The book is all the more valuable not only for armed forces, but even civilian leaders as it highlights bravery, determination endurance and other attributes of good soldiers on the one hand and on the other, the unfortunate aspects of poor planning, haphazardness and some negative traits of senior commanders, fortunately, only a few.

While the bureaucracy can be blamed for depriving the army of some crucial requirements, senior military leadership too has to share the blame. An awful example: After almost two months of use, the clothing worn by soldiers deteriorated considerably and had to be kept together with needle and thread by the soldiers themselves-from a small hold-all pouch, ironically officially named “housewife”. Owing to extensive walking on rough terrain, the single pair of snow boots per soldier started getting holes in the soles.

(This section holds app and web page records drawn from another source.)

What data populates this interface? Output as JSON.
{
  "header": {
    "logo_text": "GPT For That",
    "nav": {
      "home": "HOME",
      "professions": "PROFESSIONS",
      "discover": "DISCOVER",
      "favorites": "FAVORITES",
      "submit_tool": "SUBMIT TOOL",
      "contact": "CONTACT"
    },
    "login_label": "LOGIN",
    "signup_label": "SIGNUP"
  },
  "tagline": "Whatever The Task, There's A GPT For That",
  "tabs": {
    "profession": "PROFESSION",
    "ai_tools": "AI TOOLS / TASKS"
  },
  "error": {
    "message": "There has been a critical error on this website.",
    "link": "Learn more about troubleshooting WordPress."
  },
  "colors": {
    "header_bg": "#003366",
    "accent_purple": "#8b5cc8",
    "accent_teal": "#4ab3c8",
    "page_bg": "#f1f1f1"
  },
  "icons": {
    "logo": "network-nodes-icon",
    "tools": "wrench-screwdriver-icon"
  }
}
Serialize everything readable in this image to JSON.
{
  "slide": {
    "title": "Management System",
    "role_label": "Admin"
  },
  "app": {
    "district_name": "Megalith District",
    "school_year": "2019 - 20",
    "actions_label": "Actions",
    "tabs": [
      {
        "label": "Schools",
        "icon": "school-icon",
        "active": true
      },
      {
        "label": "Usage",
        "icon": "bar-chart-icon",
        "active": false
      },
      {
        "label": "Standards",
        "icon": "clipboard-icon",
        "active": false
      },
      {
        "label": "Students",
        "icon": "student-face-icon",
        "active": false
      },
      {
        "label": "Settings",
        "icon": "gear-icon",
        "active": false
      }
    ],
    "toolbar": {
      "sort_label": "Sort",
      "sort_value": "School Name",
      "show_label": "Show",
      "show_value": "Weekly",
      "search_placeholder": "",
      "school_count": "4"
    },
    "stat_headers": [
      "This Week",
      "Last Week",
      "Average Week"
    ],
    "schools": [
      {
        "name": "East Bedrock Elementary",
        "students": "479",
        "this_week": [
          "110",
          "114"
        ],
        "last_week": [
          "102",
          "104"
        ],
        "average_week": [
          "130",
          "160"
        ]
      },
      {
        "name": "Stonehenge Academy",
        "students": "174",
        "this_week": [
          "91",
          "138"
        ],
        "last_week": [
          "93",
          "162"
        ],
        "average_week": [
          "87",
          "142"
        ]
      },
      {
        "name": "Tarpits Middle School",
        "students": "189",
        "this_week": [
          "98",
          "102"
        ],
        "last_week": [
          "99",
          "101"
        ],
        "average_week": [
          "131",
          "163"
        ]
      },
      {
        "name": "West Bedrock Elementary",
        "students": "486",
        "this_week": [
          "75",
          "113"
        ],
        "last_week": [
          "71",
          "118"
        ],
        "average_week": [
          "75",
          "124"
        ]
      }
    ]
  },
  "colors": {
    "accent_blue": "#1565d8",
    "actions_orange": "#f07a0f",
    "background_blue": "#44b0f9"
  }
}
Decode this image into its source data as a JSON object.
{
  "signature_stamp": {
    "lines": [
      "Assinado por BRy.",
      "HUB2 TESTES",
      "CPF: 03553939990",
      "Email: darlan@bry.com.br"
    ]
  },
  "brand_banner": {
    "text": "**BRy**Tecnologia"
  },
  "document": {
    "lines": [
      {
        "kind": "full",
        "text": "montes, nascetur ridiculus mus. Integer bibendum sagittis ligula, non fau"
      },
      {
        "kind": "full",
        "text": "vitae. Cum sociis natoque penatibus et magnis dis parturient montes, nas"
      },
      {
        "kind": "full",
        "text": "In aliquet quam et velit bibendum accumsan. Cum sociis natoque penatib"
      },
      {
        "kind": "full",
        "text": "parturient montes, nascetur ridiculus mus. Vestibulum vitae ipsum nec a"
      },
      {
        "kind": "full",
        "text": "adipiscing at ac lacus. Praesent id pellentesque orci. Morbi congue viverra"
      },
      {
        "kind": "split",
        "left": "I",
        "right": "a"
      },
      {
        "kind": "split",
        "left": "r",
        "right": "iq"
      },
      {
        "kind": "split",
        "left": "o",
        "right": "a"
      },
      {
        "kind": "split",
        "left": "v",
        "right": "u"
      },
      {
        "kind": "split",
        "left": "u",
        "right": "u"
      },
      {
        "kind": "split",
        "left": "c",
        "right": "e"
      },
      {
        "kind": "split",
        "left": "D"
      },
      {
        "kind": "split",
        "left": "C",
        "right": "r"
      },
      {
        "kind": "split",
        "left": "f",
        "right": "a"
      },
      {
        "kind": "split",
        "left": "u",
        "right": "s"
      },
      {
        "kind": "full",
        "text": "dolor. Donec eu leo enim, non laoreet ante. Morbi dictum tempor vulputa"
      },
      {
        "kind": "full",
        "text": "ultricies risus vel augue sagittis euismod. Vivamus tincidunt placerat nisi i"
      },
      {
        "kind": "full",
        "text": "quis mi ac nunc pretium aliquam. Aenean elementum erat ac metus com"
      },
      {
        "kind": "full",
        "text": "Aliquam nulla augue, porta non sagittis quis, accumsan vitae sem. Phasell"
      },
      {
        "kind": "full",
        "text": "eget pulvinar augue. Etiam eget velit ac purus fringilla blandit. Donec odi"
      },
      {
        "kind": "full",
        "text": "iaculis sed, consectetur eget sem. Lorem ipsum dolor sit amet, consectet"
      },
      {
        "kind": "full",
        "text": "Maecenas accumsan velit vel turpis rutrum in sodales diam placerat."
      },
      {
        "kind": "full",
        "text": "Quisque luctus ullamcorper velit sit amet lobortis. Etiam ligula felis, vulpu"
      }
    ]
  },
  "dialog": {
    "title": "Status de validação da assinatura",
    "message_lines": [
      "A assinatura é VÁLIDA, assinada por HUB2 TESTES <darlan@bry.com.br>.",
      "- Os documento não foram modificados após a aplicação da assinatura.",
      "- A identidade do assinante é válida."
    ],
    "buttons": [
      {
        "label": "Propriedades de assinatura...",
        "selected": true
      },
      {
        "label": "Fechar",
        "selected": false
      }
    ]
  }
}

Wet feet can lead to frostbite and worse, gangrene. The men were using ingenuous methods of blocking the holes in their boots. Even after two months there was no special extreme cold weather clothing even for those doing night sentry duties. There was no highly required mountaineering equipment issued like climbing boots, crampons, ice axes and good quality sleeping bags. Operations at extreme high altitude were conducted with the same clothing authorised for up to 9,000 feet. Hats off to the indefatigable soldiers of Unnis, who, like their comrades in the Indian Army are known for, bore all these shortcomings, maintained their morale and remained ready to take on any task.

There are also situations when a military commander’s mindlessness, to put it mildly, which also sometimes infects his close staff  officers, causes avoidable problems. An example: After the arduous 630 kms move of the Battalion, the first order issue to it by the sector headquarters in its operational setting was providing troops for “administrative duties” involving two non-commissioned officers (NCOs), six soldiers, a clerk, a mess waiter and even a bugler, as well as separately, a working party of one NCO and nineteen soldiers.

The book, with many photographs gives the reader, particularly the uninitiated, an idea of  the kind of challenges of terrain and weather conditions and unfavourable situations Indian Army troops function in.

There are dilemmas of command which a commander often faces during operations. When viewed in retrospect, it is very difficult to imagine and appreciate the operational environment which existed at the time of the decision. For example in Chapter 12, “The Longest Day”, should a young officer like Second Lieutenant Poondir have volunteered for a suicidal mission? More so, should the commanding officer have permitted such a mission knowing fully well that it may not succeed, or did he have any other option?

The book offers today’s leaders an opportunity to judge the actions taken more than 30 years ago with the advantage of the knowledge of the course history has taken and to discuss if it could be any different or any better. This book is most recommended not only for all young military officers and junior leaders in all walks of life, but also for senior military commanders, particularly as it mentions some avoidable blunders and glitches.

It can also be enjoyed by students, scholars, adventure lovers and avid readers, because many of the daunting feats related in it make it an adventure-thriller.  

Anil Bhat, a retired Army officer, is a defence and security analyst based in New Delhi

Tags: arunachal pradesh, siachen, book review, gorichen to siachen